It's been a great ride so far, and while there's still a lot of work to be done I can see it's shaping up to be quite a game.  The beginning stages were quite interesting, as Introversion were looking to me to provide the visual style for the game.  The image above shows off the peak of one of the design directions I had for the game.  It mixed in architectural blueprints with topographical maps and a dash of graphic design.

Here's one of the topographical maps I downloaded to use as a reference.  You can see that I picked up the font design from here, as well as using different colored buildings to show different uses for a space.  I really liked that the look was unique and striking, and also paid homage to Introversion's spare aesthetic that permeates all their games.

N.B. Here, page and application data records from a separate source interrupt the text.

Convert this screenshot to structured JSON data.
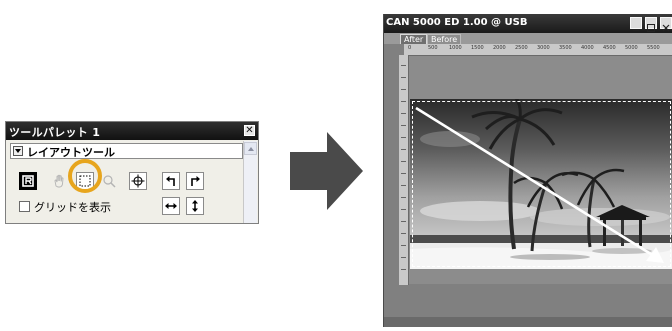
{
  "palette": {
    "title": "ツールパレット 1",
    "close_glyph": "✕",
    "section_label": "レイアウトツール",
    "grid_label": "グリッドを表示",
    "grid_checked": false,
    "tools": [
      {
        "name": "rotate-tool-icon",
        "state": "normal"
      },
      {
        "name": "hand-tool-icon",
        "state": "disabled"
      },
      {
        "name": "crop-tool-icon",
        "state": "selected"
      },
      {
        "name": "zoom-tool-icon",
        "state": "disabled"
      },
      {
        "name": "crosshair-tool-icon",
        "state": "normal"
      },
      {
        "name": "rotate-left-icon",
        "state": "normal"
      },
      {
        "name": "rotate-right-icon",
        "state": "normal"
      },
      {
        "name": "flip-horizontal-icon",
        "state": "normal"
      },
      {
        "name": "flip-vertical-icon",
        "state": "normal"
      }
    ],
    "highlight_color": "#e7a51d"
  },
  "arrow": {
    "color": "#4a4a4a"
  },
  "scanner": {
    "title": "CAN 5000 ED 1.00 @ USB",
    "tabs": [
      {
        "label": "After",
        "active": true
      },
      {
        "label": "Before",
        "active": false
      }
    ],
    "ruler_ticks": [
      "0",
      "500",
      "1000",
      "1500",
      "2000",
      "2500",
      "3000",
      "3500",
      "4000",
      "4500",
      "5000",
      "5500"
    ],
    "drag_arrow_color": "#ffffff"
  }
}
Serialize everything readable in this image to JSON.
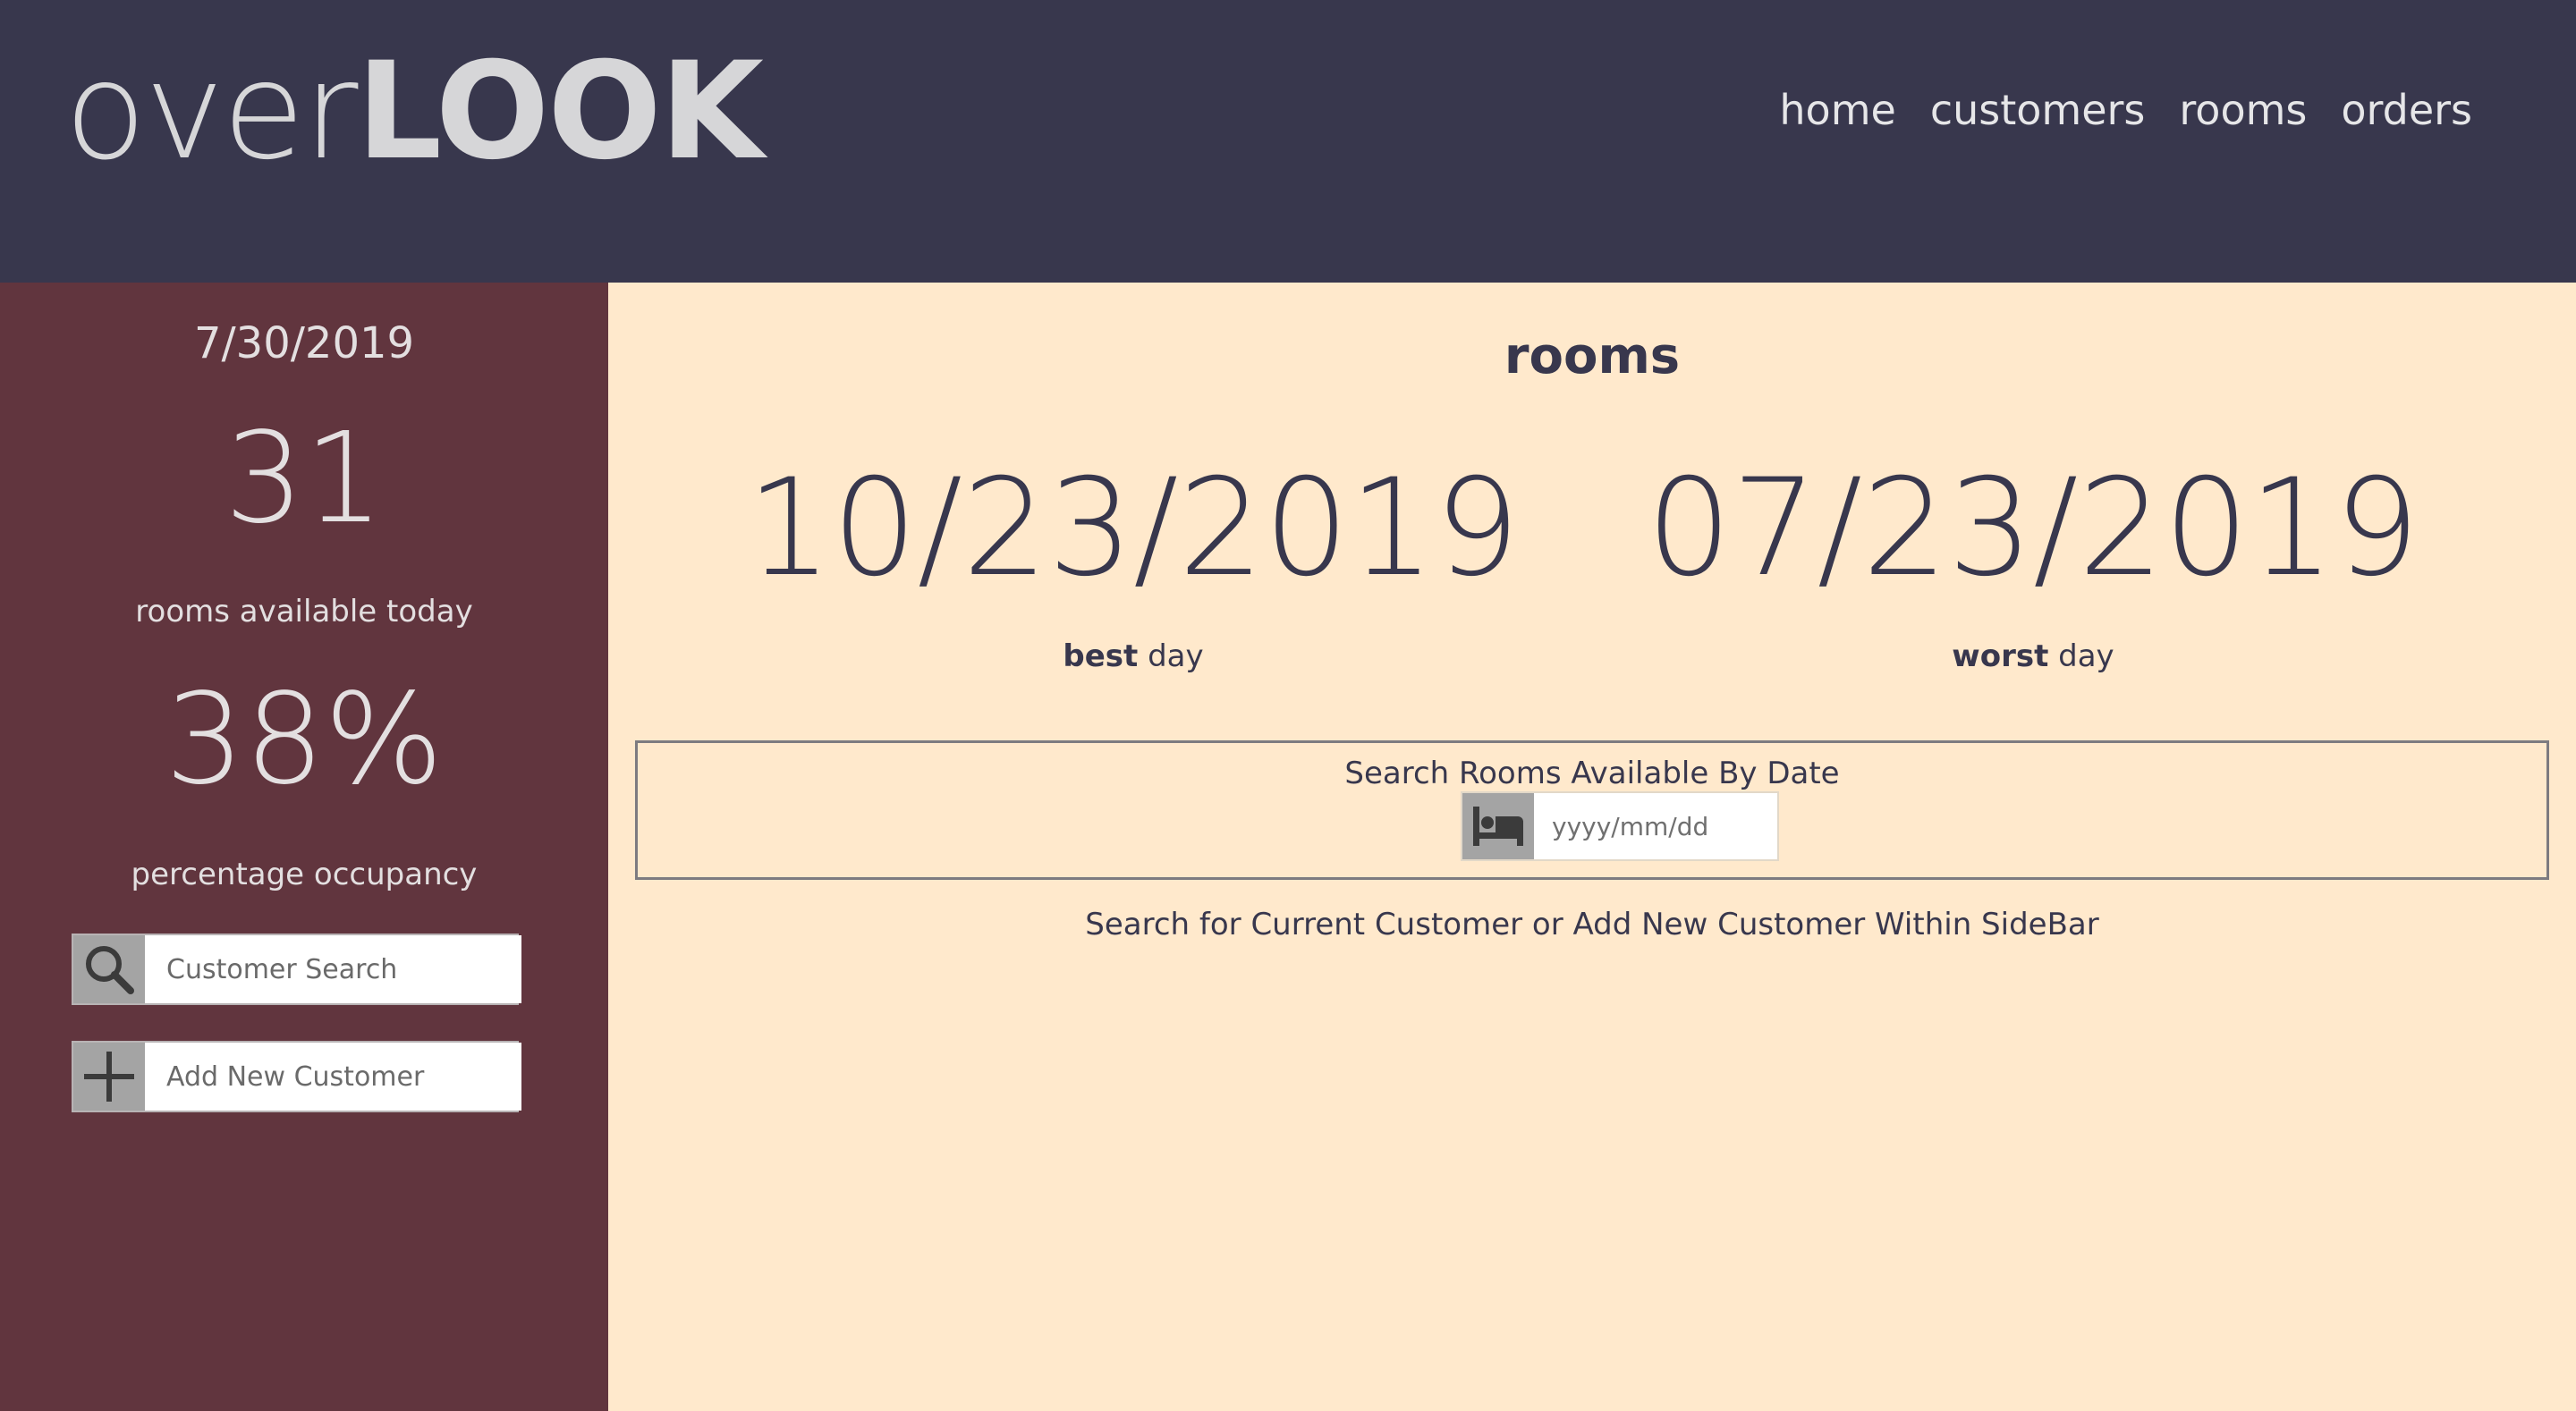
{
  "header": {
    "logo_light": "over",
    "logo_bold": "LOOK",
    "nav": [
      "home",
      "customers",
      "rooms",
      "orders"
    ]
  },
  "sidebar": {
    "date": "7/30/2019",
    "rooms_available": "31",
    "rooms_available_label": "rooms available today",
    "occupancy": "38%",
    "occupancy_label": "percentage occupancy",
    "customer_search": {
      "placeholder": "Customer Search",
      "icon": "search-icon"
    },
    "add_customer": {
      "placeholder": "Add New Customer",
      "icon": "plus-icon"
    }
  },
  "main": {
    "title": "rooms",
    "best": {
      "date": "10/23/2019",
      "strong": "best",
      "suffix": " day"
    },
    "worst": {
      "date": "07/23/2019",
      "strong": "worst",
      "suffix": " day"
    },
    "search": {
      "title": "Search Rooms Available By Date",
      "placeholder": "yyyy/mm/dd",
      "icon": "bed-icon"
    },
    "hint": "Search for Current Customer or Add New Customer Within SideBar"
  },
  "colors": {
    "header_bg": "#38374d",
    "sidebar_bg": "#61353e",
    "main_bg": "#ffe9cc",
    "text_dark": "#38374d",
    "icon_box": "#a4a4a4"
  }
}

Ultimately Introversion decided against that direction and after a few weeks of finding our footing we ended up with the design we have now.  In some respects we may keep some of the elements of the previous design.  Giving the walls a certain shade of color will still be helpful in the game to delineate areas. We may use the blueprint lines as a graphic for when the player is planning out his buildings.  In the end I guess the guys really wanted to try something that looks totally different from what they've made before.  They had approached me because they liked the work on Spacechem and based on some of the comments I read after Prison Architect's announcement (It looks like Spacechem and Dwarf Fortress had a baby) it turns out that is exactly what they got!

Monday, January 9, 2012

David Allcock and Eva Kuntz

Something I've taken to doing in movies is waiting for the credits to roll and listing down the names of the artists who took part in conceptualizing the film.  I take down production designers, art directors, concept artists, graphic artists, illustrators, storyboard artists.  Basically these are the names of people nobody else knows or recognizes but are integral parts of the creation of any movie.  I do this partly to recognize them for work but also to learn from them in case they have a blog hat I can visit.

For this movie, the blogs that I dug up were for David Allcock and Eva Kuntz (there's a joke there that I'm going to leave hanging).  Allcock is more my kind of guy, sort of an all around illustrator/concept/storyboard artist (it's his storyboard seen above), while Kuntz is rather adept at photomanipulation and photomontages.  I hope you enjoy poring over these blogs, and I'll try to update these as I watch movies in the coming year.

Friday, January 6, 2012

Starting 2012 with a Bang

When I started this blog my goal was to be an illustrator for a property like Warhammer, M:TG, or L5R and slowly move my way out of games.  There was a good 3 months last year where I had my nose to the grindstone, buying up art videos left and right and doing weekly Conceptart challenges.  It was thrilling, frustrating, rewarding, and humbling all at the same time.

But games just kept creeping back into my system.  I'm still working on the game Prison Architect with the fine folks over at Introversion, and I felt like the network I had built in the indie game world was just too substantial to put to waste.

So I finally decided to make a game.

After years of encouraging developers to make their own games (as IGDA Manila head) I'm finally taking the leap myself.  I pitched the idea a good friend of mine (who I feel jumped at the opportunity to work on something/anything aside from his startup company) and he surprised me with a build of the basic game on my birthday.  We plan on rolling something out by the end of month and then just seeing what happens next.

Not sure how much I want to reveal about the game right now, but take a gander at the first few graphics above and start drawing you own conclusions!